Neck pain is a widespread complaint - with a prevalence rate exceeding 30% of the population. It stands that neck pain is the fourth leading cause of disability, with nearly 50% of individuals suffering from some degree of consistent and chronic neck pain.
While these numbers are concerning, neck pain is rarely the result of serious pathology (absent a high-impact or traumatic event).
Neck Pain can oftentimes be treated non-operatively through physical therapy.
What factors contribute to neck pain?
Non-traumatic neck pain is more common in females and for those in middle age. Sedentary occupation (desk work,) sleep disorders, obesity, as well as other factors such as depression, anxiety, and low job satisfaction all increase the risk for developing neck pain.
Are there different types of neck pain?
As with any part of the body, pain can develop from multiple sources - the neck is no different. Typically, we classify neck pain as mechanical, neurologic, or visceral-referral (pain coming from a structure unrelated to the pain such as the heart or vasculature.) In physical therapy, we are particularly effective in treating mechanical and neurologic disorders of the neck that do not require surgery.
Mechanical neck pain:

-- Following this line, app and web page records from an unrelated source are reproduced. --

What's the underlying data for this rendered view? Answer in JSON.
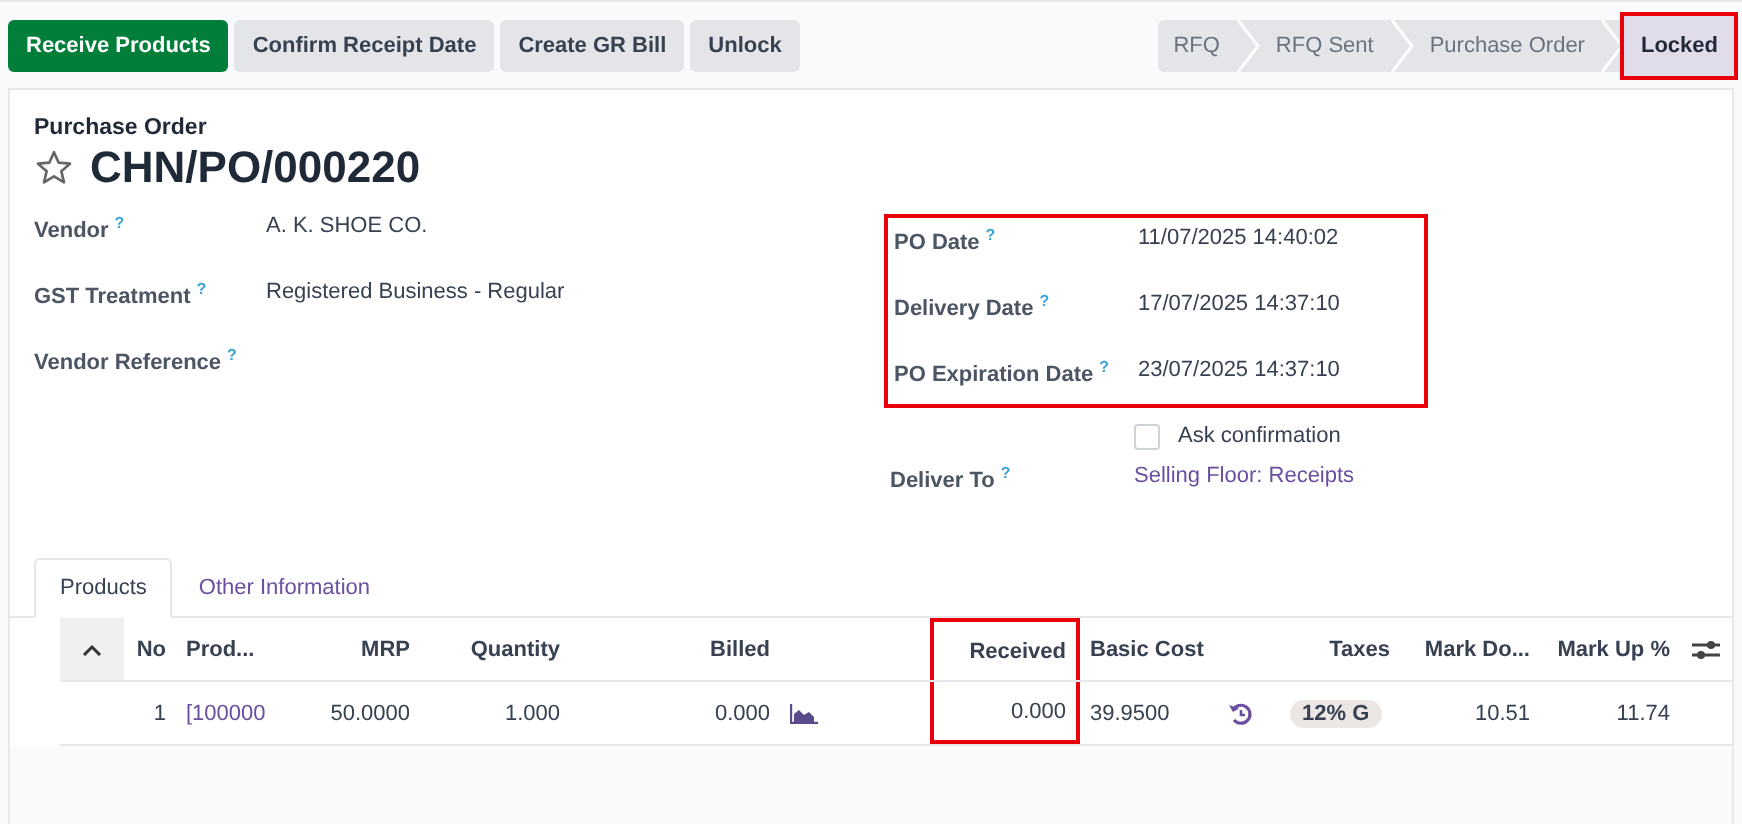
{
  "action_buttons": [
    {
      "label": "Receive Products",
      "primary": true
    },
    {
      "label": "Confirm Receipt Date",
      "primary": false
    },
    {
      "label": "Create GR Bill",
      "primary": false
    },
    {
      "label": "Unlock",
      "primary": false
    }
  ],
  "status_steps": [
    {
      "label": "RFQ",
      "selected": false,
      "highlighted": false
    },
    {
      "label": "RFQ Sent",
      "selected": false,
      "highlighted": false
    },
    {
      "label": "Purchase Order",
      "selected": false,
      "highlighted": false
    },
    {
      "label": "Locked",
      "selected": true,
      "highlighted": true
    }
  ],
  "record": {
    "type_label": "Purchase Order",
    "favorite": false,
    "name": "CHN/PO/000220"
  },
  "left_fields": [
    {
      "label": "Vendor",
      "help": "?",
      "value": "A. K. SHOE CO."
    },
    {
      "label": "GST Treatment",
      "help": "?",
      "value": "Registered Business - Regular"
    },
    {
      "label": "Vendor Reference",
      "help": "?"
    }
  ],
  "date_fields": {
    "highlighted": true,
    "items": [
      {
        "label": "PO Date",
        "help": "?",
        "value": "11/07/2025 14:40:02"
      },
      {
        "label": "Delivery Date",
        "help": "?",
        "value": "17/07/2025 14:37:10"
      },
      {
        "label": "PO Expiration Date",
        "help": "?",
        "value": "23/07/2025 14:37:10"
      }
    ]
  },
  "ask_confirmation": {
    "label": "Ask confirmation",
    "checked": false
  },
  "deliver_to": {
    "label": "Deliver To",
    "help": "?",
    "value": "Selling Floor: Receipts"
  },
  "tabs": [
    {
      "label": "Products",
      "selected": true
    },
    {
      "label": "Other Information",
      "selected": false
    }
  ],
  "table": {
    "columns": [
      {
        "kind": "sort"
      },
      {
        "kind": "text",
        "label": "No",
        "highlighted": false
      },
      {
        "kind": "text",
        "label": "Prod...",
        "highlighted": false
      },
      {
        "kind": "text",
        "label": "MRP",
        "highlighted": false
      },
      {
        "kind": "text",
        "label": "Quantity",
        "highlighted": false
      },
      {
        "kind": "text",
        "label": "Billed",
        "highlighted": false
      },
      {
        "kind": "blank"
      },
      {
        "kind": "text",
        "label": "Received",
        "highlighted": true
      },
      {
        "kind": "text",
        "label": "Basic Cost",
        "highlighted": false
      },
      {
        "kind": "blank"
      },
      {
        "kind": "text",
        "label": "Taxes",
        "highlighted": false
      },
      {
        "kind": "text",
        "label": "Mark Do...",
        "highlighted": false
      },
      {
        "kind": "text",
        "label": "Mark Up %",
        "highlighted": false
      },
      {
        "kind": "settings"
      }
    ],
    "rows": [
      {
        "cells": [
          {
            "kind": "blank"
          },
          {
            "kind": "text",
            "text": "1"
          },
          {
            "kind": "link",
            "text": "[100000"
          },
          {
            "kind": "text",
            "text": "50.0000"
          },
          {
            "kind": "text",
            "text": "1.000"
          },
          {
            "kind": "text",
            "text": "0.000"
          },
          {
            "kind": "chart"
          },
          {
            "kind": "text",
            "text": "0.000"
          },
          {
            "kind": "text",
            "text": "39.9500"
          },
          {
            "kind": "undo"
          },
          {
            "kind": "badge",
            "text": "12% G"
          },
          {
            "kind": "text",
            "text": "10.51"
          },
          {
            "kind": "text",
            "text": "11.74"
          },
          {
            "kind": "blank"
          }
        ]
      }
    ]
  }
}
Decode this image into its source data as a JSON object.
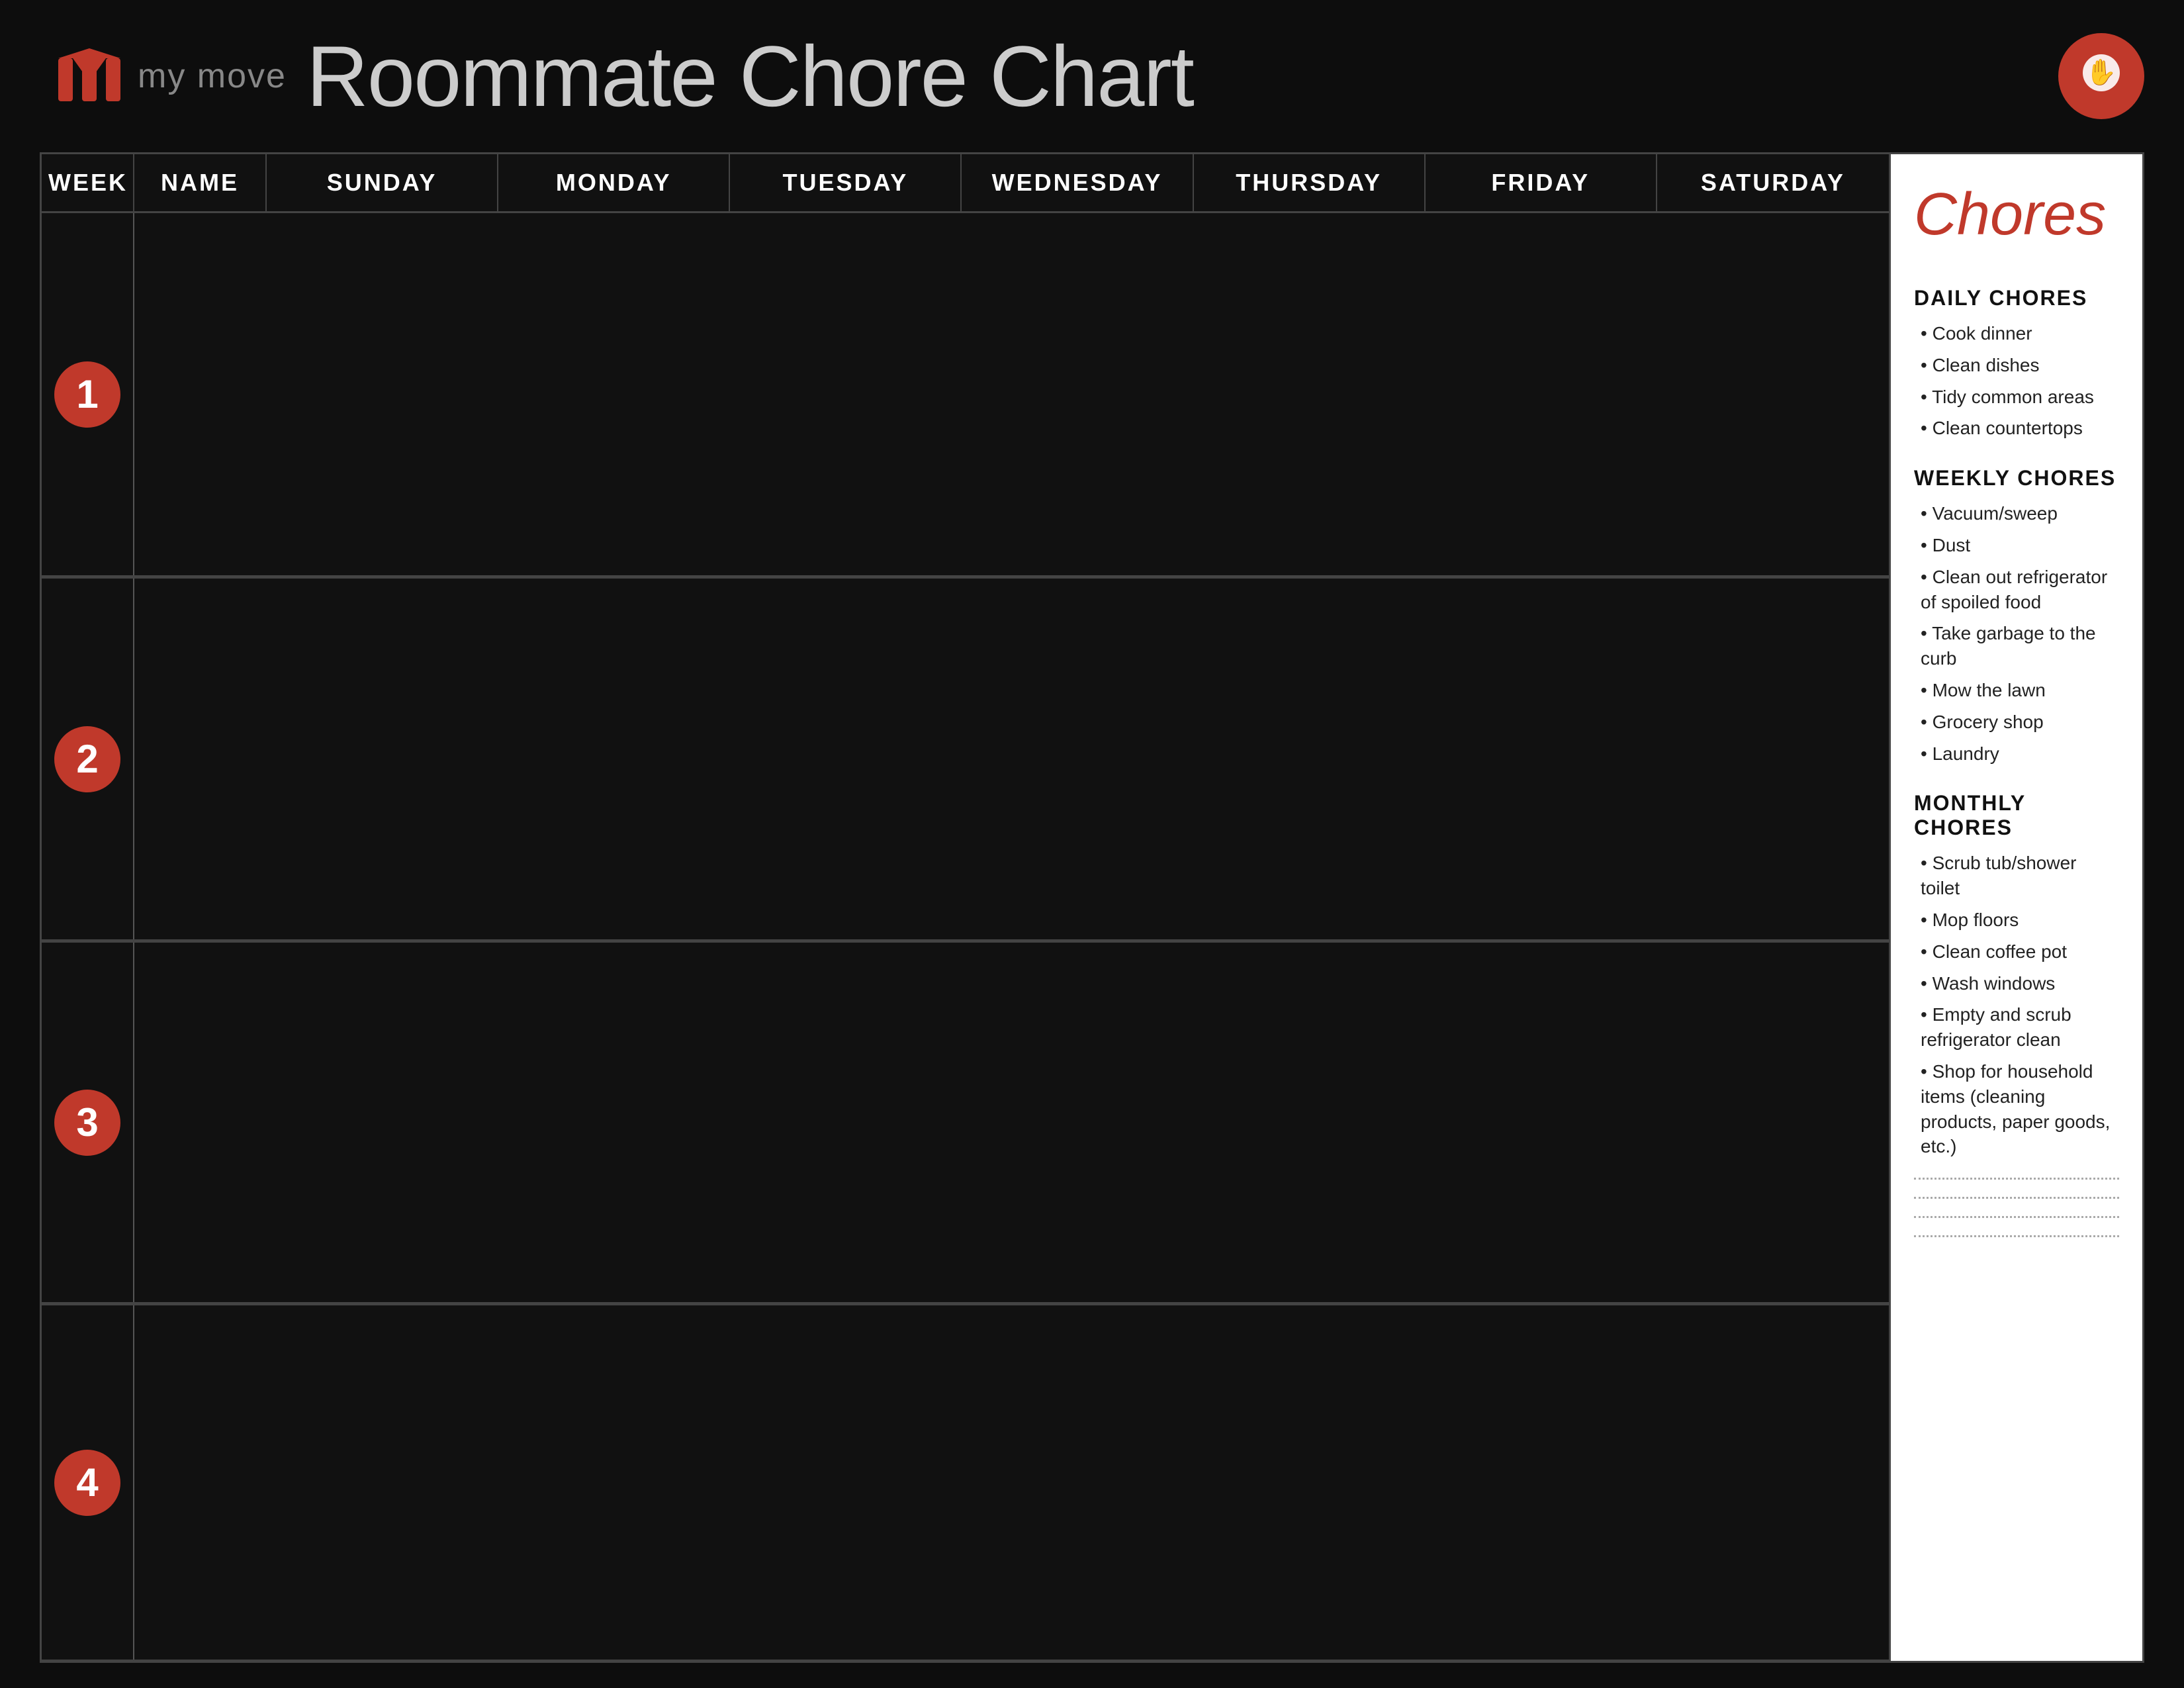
{
  "header": {
    "logo_text": "my move",
    "title": "Roommate Chore Chart"
  },
  "table": {
    "columns": [
      "WEEK",
      "NAME",
      "SUNDAY",
      "MONDAY",
      "TUESDAY",
      "WEDNESDAY",
      "THURSDAY",
      "FRIDAY",
      "SATURDAY"
    ],
    "weeks": [
      {
        "number": "1"
      },
      {
        "number": "2"
      },
      {
        "number": "3"
      },
      {
        "number": "4"
      }
    ]
  },
  "sidebar": {
    "title": "Chores",
    "daily_section": "DAILY CHORES",
    "daily_items": [
      "Cook dinner",
      "Clean dishes",
      "Tidy common areas",
      "Clean countertops"
    ],
    "weekly_section": "WEEKLY CHORES",
    "weekly_items": [
      "Vacuum/sweep",
      "Dust",
      "Clean out refrigerator of spoiled food",
      "Take garbage to the curb",
      "Mow the lawn",
      "Grocery shop",
      "Laundry"
    ],
    "monthly_section": "MONTHLY CHORES",
    "monthly_items": [
      "Scrub tub/shower toilet",
      "Mop floors",
      "Clean coffee pot",
      "Wash windows",
      "Empty and scrub refrigerator clean",
      "Shop for household items (cleaning products, paper goods, etc.)"
    ]
  }
}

Mechanical neck pain refers to pain from the joints, bones, ligaments, or muscles attaching to or surrounding the neck. Patients with mechanical neck pain often report a limited range of motion (you may feel like you have a stiff or “tight” neck), achy and painful muscles, difficulty sleeping, and a “nagging” or “dull” pain that is constantly with them. These issues can stem from prolonged positioning (such as sedentary desk work,) repetitive movement, a sport-related injury, or a traumatic incident such as a fall or accident.
Physical therapy for mechanical neck pain often includes an initial phase focusing on pain management interventions to decrease pain and irritation - such as soft tissue massage, muscle energy techniques, dry needling, and education as to what you can do on your own to improve your pain quickly. Once your pain levels are down, your course of physical therapy will shift towards interventions that help prevent the onset of pain in the future. Depending on the impairments found, this may include a strengthening or neuromuscular reeducation program targeting the muscles around your neck and upper back, mobility exercises for the joints surrounding your neck, as well as education on what you can do at home to prevent future episodes of pain.
Neurogenic neck pain:
Neurogenic neck pain is related to irritation of the nerves either within the spinal cord (such as myelopathy or cervical stenosis) as they leave the spinal cord (known as radiculopathy) or somewhere along the tract of the nerve (known as peripheral nerve irritation.) Neurogenic neck pain complaints will differ depending on where the irritation exists.
Irritation within the spinal cord (e.g., stenosis, myelopathy) will often lead to symptoms on both sides of your neck, both arms, or even sometimes in your legs, depending on which nerves are irritated. This can result in numbness, tingling, pain as well as difficulty moving and walking. If you have these symptoms, you should contact your primary care provider - particularly if you notice weakness, bowel or bladder issues, or difficulty moving.
Physical therapy for neurogenic neck pain that is likely the result of an issue inside the spinal cord will vary depending on the severity of your symptoms and will always be conducted hand in hand with your other medical providers to ensure that you are appropriate for physical therapy and not a surgical candidate.
Neurogenic neck pain that results from irritation to nerves outside the spinal cord will typically only result in unilateral (or one-sided) problems, e.g., pain/numbness/tingling on your left OR your right side. The pain of this variety is typically reported to be sharp in nature. It can oftentimes travel down your neck and arm and is exacerbated by the different neck and arm movements.
The pain of this nature is less likely to require surgical intervention (unless symptoms are severe); however, ChapmanPT always works hand in hand with all your medical providers to make sure you are receiving wrap-around care that is multidisciplinary and provides you with continuity in your rehabilitation. Physical therapy interventions will differ widely depending on the issue that is causing your pain. However, typically your care will include mobilization of the cervical and thoracic vertebrae related to the irritated nerve, sliding (or gliding/stretching) the nerve that is causing your pain, soft tissue massage, and mobilization to the muscles along that nerve tract, as well as strengthening and neuromuscular reeducation to any muscle groups which may be related to your pain.
If you suffer from neck pain, do not worry, the vast majority of neck pain complaints can be thoroughly treated with physical therapy.
When combined into a comprehensive program, strengthening, neuromuscular reeducation, joint mobilization & manipulation, dry needling, soft tissue massage, and ergonomic changes effectively treat most forms of neck pain.
You do not need a prescription or referral to receive care from a physical therapist in Maryland. Call ChapmanPT to start your rehabilitation today (410.995.8178.)
If you are suddenly having difficulty with bowel or bladder movements, or are losing sensation in your groin region, contact your provider and go to the emergency room immediately.